**Directions for this task:** The data must be returned in full, with no character altered.

**Records for processing:**
'''

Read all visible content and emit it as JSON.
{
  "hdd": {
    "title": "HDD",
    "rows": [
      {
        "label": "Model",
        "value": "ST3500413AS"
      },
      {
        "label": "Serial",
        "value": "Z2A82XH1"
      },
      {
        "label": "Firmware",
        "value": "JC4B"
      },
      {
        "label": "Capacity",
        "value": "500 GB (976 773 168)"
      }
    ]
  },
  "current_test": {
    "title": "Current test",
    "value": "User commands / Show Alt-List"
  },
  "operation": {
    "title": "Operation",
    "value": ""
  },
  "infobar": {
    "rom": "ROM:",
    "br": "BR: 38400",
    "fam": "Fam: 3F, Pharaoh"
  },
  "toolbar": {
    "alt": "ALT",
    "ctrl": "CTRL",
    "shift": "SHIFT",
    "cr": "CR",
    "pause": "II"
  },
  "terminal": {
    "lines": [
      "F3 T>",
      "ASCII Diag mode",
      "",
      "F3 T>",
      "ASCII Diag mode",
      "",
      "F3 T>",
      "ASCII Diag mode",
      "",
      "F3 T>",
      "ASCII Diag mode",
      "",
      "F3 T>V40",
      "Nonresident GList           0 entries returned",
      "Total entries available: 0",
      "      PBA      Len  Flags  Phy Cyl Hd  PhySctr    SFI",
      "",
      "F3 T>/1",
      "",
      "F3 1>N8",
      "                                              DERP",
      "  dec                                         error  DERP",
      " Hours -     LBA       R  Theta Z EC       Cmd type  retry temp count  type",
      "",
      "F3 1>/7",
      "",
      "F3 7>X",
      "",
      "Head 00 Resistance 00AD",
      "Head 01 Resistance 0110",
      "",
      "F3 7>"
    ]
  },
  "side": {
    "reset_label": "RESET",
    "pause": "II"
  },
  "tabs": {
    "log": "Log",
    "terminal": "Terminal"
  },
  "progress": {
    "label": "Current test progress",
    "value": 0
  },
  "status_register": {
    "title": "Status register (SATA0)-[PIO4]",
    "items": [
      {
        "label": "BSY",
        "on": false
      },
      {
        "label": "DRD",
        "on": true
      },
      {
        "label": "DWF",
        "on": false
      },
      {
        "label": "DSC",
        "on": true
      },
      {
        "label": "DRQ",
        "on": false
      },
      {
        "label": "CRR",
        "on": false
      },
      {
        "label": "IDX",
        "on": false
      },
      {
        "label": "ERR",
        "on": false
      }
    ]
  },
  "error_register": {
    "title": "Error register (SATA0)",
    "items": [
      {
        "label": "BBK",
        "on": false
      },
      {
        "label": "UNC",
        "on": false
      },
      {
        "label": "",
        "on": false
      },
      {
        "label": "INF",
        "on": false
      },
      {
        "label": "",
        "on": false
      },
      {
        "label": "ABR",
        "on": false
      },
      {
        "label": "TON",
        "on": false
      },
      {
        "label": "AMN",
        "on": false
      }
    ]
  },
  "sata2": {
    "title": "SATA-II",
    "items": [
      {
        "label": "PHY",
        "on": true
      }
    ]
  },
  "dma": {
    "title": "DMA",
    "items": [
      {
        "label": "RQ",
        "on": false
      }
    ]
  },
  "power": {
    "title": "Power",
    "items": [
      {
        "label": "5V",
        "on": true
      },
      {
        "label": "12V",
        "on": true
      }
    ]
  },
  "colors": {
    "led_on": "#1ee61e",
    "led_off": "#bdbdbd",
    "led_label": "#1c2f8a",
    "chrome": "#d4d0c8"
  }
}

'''

**Result:**
Read all visible content and emit it as JSON.
{
  "hdd": {
    "title": "HDD",
    "rows": [
      {
        "label": "Model",
        "value": "ST3500413AS"
      },
      {
        "label": "Serial",
        "value": "Z2A82XH1"
      },
      {
        "label": "Firmware",
        "value": "JC4B"
      },
      {
        "label": "Capacity",
        "value": "500 GB (976 773 168)"
      }
    ]
  },
  "current_test": {
    "title": "Current test",
    "value": "User commands / Show Alt-List"
  },
  "operation": {
    "title": "Operation",
    "value": ""
  },
  "infobar": {
    "rom": "ROM:",
    "br": "BR: 38400",
    "fam": "Fam: 3F, Pharaoh"
  },
  "toolbar": {
    "alt": "ALT",
    "ctrl": "CTRL",
    "shift": "SHIFT",
    "cr": "CR",
    "pause": "II"
  },
  "terminal": {
    "lines": [
      "F3 T>",
      "ASCII Diag mode",
      "",
      "F3 T>",
      "ASCII Diag mode",
      "",
      "F3 T>",
      "ASCII Diag mode",
      "",
      "F3 T>",
      "ASCII Diag mode",
      "",
      "F3 T>V40",
      "Nonresident GList           0 entries returned",
      "Total entries available: 0",
      "      PBA      Len  Flags  Phy Cyl Hd  PhySctr    SFI",
      "",
      "F3 T>/1",
      "",
      "F3 1>N8",
      "                                              DERP",
      "  dec                                         error  DERP",
      " Hours -     LBA       R  Theta Z EC       Cmd type  retry temp count  type",
      "",
      "F3 1>/7",
      "",
      "F3 7>X",
      "",
      "Head 00 Resistance 00AD",
      "Head 01 Resistance 0110",
      "",
      "F3 7>"
    ]
  },
  "side": {
    "reset_label": "RESET",
    "pause": "II"
  },
  "tabs": {
    "log": "Log",
    "terminal": "Terminal"
  },
  "progress": {
    "label": "Current test progress",
    "value": 0
  },
  "status_register": {
    "title": "Status register (SATA0)-[PIO4]",
    "items": [
      {
        "label": "BSY",
        "on": false
      },
      {
        "label": "DRD",
        "on": true
      },
      {
        "label": "DWF",
        "on": false
      },
      {
        "label": "DSC",
        "on": true
      },
      {
        "label": "DRQ",
        "on": false
      },
      {
        "label": "CRR",
        "on": false
      },
      {
        "label": "IDX",
        "on": false
      },
      {
        "label": "ERR",
        "on": false
      }
    ]
  },
  "error_register": {
    "title": "Error register (SATA0)",
    "items": [
      {
        "label": "BBK",
        "on": false
      },
      {
        "label": "UNC",
        "on": false
      },
      {
        "label": "",
        "on": false
      },
      {
        "label": "INF",
        "on": false
      },
      {
        "label": "",
        "on": false
      },
      {
        "label": "ABR",
        "on": false
      },
      {
        "label": "TON",
        "on": false
      },
      {
        "label": "AMN",
        "on": false
      }
    ]
  },
  "sata2": {
    "title": "SATA-II",
    "items": [
      {
        "label": "PHY",
        "on": true
      }
    ]
  },
  "dma": {
    "title": "DMA",
    "items": [
      {
        "label": "RQ",
        "on": false
      }
    ]
  },
  "power": {
    "title": "Power",
    "items": [
      {
        "label": "5V",
        "on": true
      },
      {
        "label": "12V",
        "on": true
      }
    ]
  },
  "colors": {
    "led_on": "#1ee61e",
    "led_off": "#bdbdbd",
    "led_label": "#1c2f8a",
    "chrome": "#d4d0c8"
  }
}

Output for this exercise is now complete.